Attorneys representing the mother of one of six young people killed in a car crash on Tacoma’s Tideflats filed claims Thursday with the city and the state of Washington for $20 million.
The claims, which are precursors to a lawsuit, allege that the “dangerous” design of the intersection of Alexander Avenue and state Route 509 allowed the wreck to occur, according to a statement from attorneys representing Lisa Campbell, the mother of 22-year-old Javan Runnels.
Runnels was one of six people visiting Washington from Arizona for an Amway convention at the Tacoma Dome. The morning of July 16, Runnels, Felix Y. Begay, Cerra Corner, Lisa Esparza, Calsie Sockyma, Erick Tsosie and another man were in a Kia Forte driving south on Alexander Avenue when it went through the intersection and was T-boned by an SUV traveling north on the state highway.
Five of the Kia’s seven occupants died at the scene, according to the Washington State Patrol, and one died either at a hospital or en route. One man in the Kia survived, and the two people in the SUV reportedly suffered cuts and bruises.

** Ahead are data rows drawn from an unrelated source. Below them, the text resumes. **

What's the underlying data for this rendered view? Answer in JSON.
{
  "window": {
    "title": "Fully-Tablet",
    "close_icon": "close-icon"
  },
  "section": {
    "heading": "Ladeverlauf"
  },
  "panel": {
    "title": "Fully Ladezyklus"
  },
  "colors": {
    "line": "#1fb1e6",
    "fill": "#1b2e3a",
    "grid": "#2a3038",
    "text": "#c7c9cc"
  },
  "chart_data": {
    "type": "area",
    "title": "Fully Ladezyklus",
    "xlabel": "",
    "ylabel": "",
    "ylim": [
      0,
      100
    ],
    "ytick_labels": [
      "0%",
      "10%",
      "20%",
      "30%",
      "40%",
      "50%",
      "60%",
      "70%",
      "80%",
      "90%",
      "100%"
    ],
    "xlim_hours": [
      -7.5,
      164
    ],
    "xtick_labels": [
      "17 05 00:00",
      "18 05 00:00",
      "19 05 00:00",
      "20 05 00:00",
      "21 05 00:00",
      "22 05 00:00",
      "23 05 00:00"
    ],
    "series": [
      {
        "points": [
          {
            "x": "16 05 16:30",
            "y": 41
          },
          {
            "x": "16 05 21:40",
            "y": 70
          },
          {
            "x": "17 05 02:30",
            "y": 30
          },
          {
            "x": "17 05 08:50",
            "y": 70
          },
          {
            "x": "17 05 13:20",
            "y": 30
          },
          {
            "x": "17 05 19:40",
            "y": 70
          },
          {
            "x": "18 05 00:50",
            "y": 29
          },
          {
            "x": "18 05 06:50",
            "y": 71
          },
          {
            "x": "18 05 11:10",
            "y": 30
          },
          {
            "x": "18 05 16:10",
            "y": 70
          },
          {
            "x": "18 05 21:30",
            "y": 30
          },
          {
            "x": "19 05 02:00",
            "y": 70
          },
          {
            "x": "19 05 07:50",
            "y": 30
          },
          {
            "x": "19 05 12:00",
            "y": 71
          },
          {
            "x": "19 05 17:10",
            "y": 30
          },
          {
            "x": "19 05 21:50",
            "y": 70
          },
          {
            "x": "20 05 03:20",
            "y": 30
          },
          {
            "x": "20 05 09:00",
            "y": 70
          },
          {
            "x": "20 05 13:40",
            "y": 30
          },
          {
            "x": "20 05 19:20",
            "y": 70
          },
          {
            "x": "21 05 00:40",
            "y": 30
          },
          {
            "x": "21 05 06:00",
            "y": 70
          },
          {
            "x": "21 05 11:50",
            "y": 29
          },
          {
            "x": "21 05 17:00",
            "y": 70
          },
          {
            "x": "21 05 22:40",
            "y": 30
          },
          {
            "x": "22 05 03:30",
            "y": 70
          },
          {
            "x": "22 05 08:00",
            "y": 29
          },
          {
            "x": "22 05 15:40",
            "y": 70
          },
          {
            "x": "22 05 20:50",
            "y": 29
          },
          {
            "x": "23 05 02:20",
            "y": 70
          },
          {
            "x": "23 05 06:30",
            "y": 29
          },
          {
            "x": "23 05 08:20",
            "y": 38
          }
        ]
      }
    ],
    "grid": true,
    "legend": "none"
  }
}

Runnels’ mother is represented by Herrmann Law Group, a personal injury firm with offices in Seattle and Tacoma. Her claim against the state names the Washington State Department of Transportation as the agency responsible for the damages, and it alleges that deficient road design, inadequate traffic-control measures and separation of vehicles, and a lack of warning about the intersection for approaching vehicles caused the injuries. The second claim, submitted to the city of Tacoma, makes similar allegations.
Both claims note that the Washington State Patrol’s investigation of the wreck is pending completion. Campbell’s attorneys said in a statement that they’re looking forward to the agency’s determinations, but had the intersection been better designed, the collision wouldn’t have occurred.
“We have no doubt that the Washington State Patrol is doing their best to investigate it as accurately and swiftly as possible,” the attorneys’ statement reads. “In the meantime, Javan’s mother, Lisa Campbell has to not only suffer the loss of her beloved child but has to suffer the added anguish of delay in learning the facts of Javan’s cause of death, whether he suffered, and whether he asked for his mother before he died.”
Cara Mitchell, a WSDOT communications manager, said she couldn’t comment on an open tort claim. She said the government agency shares the family’s grief over the loss of a loved one. Maria Lee, a spokesperson for the city of Tacoma, said the city is reviewing a copy of the claim and is working to determine its next steps.
“Our deepest condolences go out to the families of the individuals who died on State Route 509,” Lee said in an emailed statement.
Initial reports from the State Patrol found the cause of the collision was failure to stop for a red light, and speed was a factor, but it’s unclear who was at fault. Detectives have said impairment from drugs or alcohol is not thought to have been a factor.
The wreck was the deadliest Washington has seen in 22 years, according to data from the Washington Traffic Safety Commission. Attorneys said residents familiar with the intersection are aware of its dangers and have called for changes, but drivers not as familiar with it are often unaware of the risks.
A new interchange is planned to eventually replace the Alexander Avenue and State Route 509 intersection as part of the Department of Transportation’s $367 million 167 Completion Project. It will create a 2-mile-long tolled expressway connecting the Port of Tacoma with State Route 167. Construction began in July last year, and the improvements — which include three new interchanges — are expected to be complete by fall 2026.